STILL
sound/video installation, 16’, loop
b/w photograph
text
2013





STILL, 2013, BW photograph


VIDEO EXCERPT


still / adjective / devoid of or abstaining from motion, uttering no sound : quiet, subdued, muted; calm, tranquil, free from noise or turbulence
still / adverb / always, continually


The Dayton peace agreement that set out with the goal of stopping the armed conflict in 1995 divided Bosnia and Herzegovina into two main entities: Republika Srpska, with a predominantly Serbian population, and the Federation of Bosnia and Herzegovina, where mostly Bosniaks and Croats live. Two decades after the Dayton agreement, the existing confederal structure of Bosnia and Herzegovina suffers from many inner weaknesses, one of them being the failure to establish an effective environmental governance, due to the fact that neither of these entities has the capacity to autonomously handle the environmental sector. As a result of unregulated waste management outside of the urban centres, neglect makes its mark on the landscape – especially around the numerous river basins.

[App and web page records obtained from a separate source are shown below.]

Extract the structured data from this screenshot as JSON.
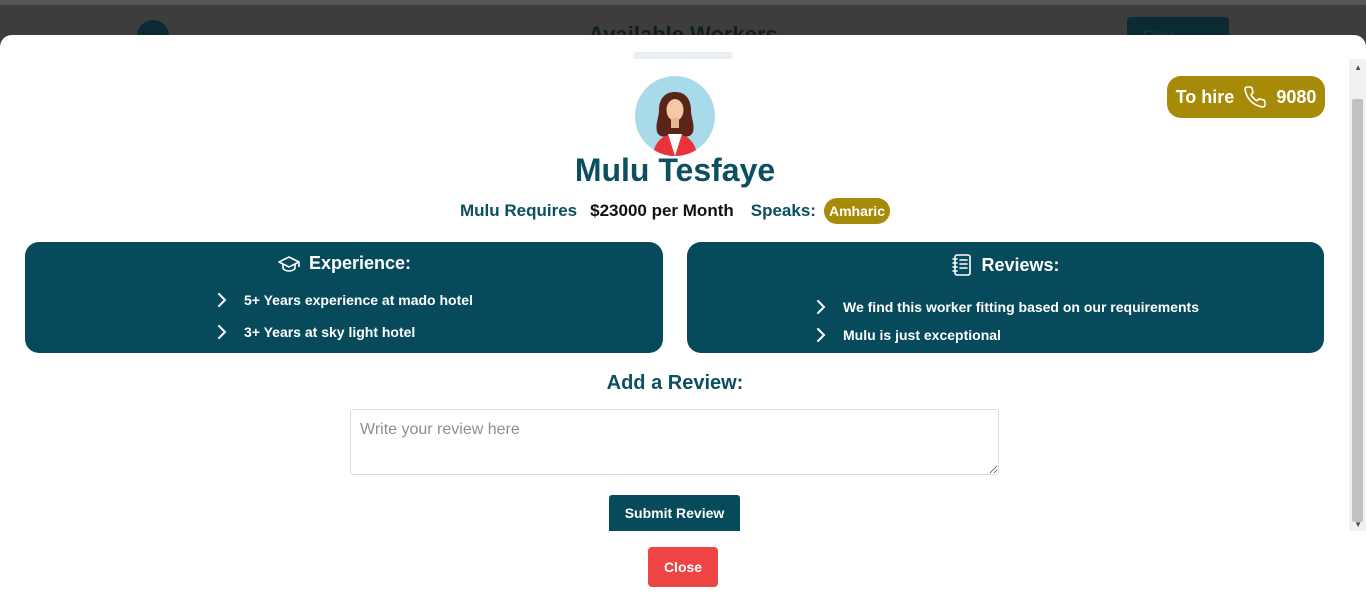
{
  "background": {
    "title": "Available Workers",
    "filter_label": "Filter"
  },
  "hire": {
    "label": "To hire",
    "phone_icon": "phone-icon",
    "number": "9080"
  },
  "worker": {
    "name": "Mulu Tesfaye",
    "requires_label": "Mulu Requires",
    "salary": "$23000 per Month",
    "speaks_label": "Speaks:",
    "language": "Amharic"
  },
  "experience": {
    "icon": "graduation-cap-icon",
    "title": "Experience:",
    "items": [
      "5+ Years experience at mado hotel",
      "3+ Years at sky light hotel"
    ]
  },
  "reviews": {
    "icon": "notebook-icon",
    "title": "Reviews:",
    "items": [
      "We find this worker fitting based on our requirements",
      "Mulu is just exceptional"
    ]
  },
  "add_review": {
    "title": "Add a Review:",
    "placeholder": "Write your review here",
    "submit_label": "Submit Review"
  },
  "close_label": "Close",
  "colors": {
    "primary": "#064a5b",
    "accent": "#a88a09",
    "danger": "#ef4444"
  }
}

The work STILL consists of a sound-video installation, photographs, and text.

The sound installation features the sound recording of a rehearsal by Princess Krofne. The recorded songs were extremely popular in the former Yugoslavia. The children we hear performing were not even born when the popularity of those songs was at its high point; they were born after the war and the collapse of Yugoslavia.

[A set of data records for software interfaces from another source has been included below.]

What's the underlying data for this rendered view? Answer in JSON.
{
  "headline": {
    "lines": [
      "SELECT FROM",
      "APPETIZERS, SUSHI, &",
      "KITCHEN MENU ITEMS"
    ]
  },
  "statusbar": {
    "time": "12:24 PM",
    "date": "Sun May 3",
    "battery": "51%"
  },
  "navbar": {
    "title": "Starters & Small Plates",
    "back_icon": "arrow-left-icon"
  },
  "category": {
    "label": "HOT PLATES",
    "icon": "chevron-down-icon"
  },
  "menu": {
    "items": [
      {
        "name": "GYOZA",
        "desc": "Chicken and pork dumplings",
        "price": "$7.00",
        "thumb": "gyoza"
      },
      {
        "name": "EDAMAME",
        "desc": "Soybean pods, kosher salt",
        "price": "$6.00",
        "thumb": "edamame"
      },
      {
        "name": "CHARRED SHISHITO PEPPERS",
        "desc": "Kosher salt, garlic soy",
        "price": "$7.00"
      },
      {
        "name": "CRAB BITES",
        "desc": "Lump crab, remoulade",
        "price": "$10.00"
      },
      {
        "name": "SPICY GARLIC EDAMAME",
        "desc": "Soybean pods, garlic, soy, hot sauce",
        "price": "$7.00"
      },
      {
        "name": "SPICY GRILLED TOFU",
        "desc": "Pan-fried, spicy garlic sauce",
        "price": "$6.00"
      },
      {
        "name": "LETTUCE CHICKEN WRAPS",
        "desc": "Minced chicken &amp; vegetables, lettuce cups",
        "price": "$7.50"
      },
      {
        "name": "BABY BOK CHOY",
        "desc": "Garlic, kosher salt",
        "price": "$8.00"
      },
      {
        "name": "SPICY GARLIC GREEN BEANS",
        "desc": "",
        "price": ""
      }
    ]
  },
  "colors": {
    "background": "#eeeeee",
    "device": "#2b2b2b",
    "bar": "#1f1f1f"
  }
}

The “Princess Krofne” children’s choir was founded by Zlatko Bostandži? in 1993, during the siege of Sarajevo. It is a choir for children aged 6 to 14, which aims to provide them with an activity to look forward to each week. One of the original singers selected the choir’s name, “Princess Krofne”, a kind of cream puff pastry that at a time of siege and hunger in Sarajevo was simply wishful thinking.

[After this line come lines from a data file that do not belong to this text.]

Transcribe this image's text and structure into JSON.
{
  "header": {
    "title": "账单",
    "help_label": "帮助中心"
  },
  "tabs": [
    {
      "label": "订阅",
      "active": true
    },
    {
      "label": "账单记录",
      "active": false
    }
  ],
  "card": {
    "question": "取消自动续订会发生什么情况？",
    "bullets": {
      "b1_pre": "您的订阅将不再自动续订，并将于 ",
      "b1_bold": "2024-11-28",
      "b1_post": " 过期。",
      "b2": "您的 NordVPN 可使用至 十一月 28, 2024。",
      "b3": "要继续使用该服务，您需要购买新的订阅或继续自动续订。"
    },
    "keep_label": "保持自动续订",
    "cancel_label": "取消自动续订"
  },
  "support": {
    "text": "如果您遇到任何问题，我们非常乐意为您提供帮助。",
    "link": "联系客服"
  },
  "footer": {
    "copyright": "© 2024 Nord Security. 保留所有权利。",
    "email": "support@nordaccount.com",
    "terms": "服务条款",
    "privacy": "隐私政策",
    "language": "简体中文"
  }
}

The black-and-white photo shows the room where Princess Krofne rehearses. The room is located in an empty youth centre, built as an integral part of the cultural and sports centre, Skenderija. It was one of the most modern facilities of this type in the former Yugoslavia and became very popular when the stars of Balkan pop and rock music held their concerts there. The building was set on fire during the war, in May 1992. The renovation of the facility began in 2005.

The video installation shows the River Drinja?a in Bosnia. Due to unregulated utility requirements for the removal of rubbish and waste, local residents threw their waste in the river. The river carries some of it away, while most discarded items become a part of the environment, and blend with it, even creating new forms and becoming new nature.

The text exhibited together with the photograph, contain the names of the children present during the “Princess Krofne” choir rehearsal, recorded on April 2, 2013.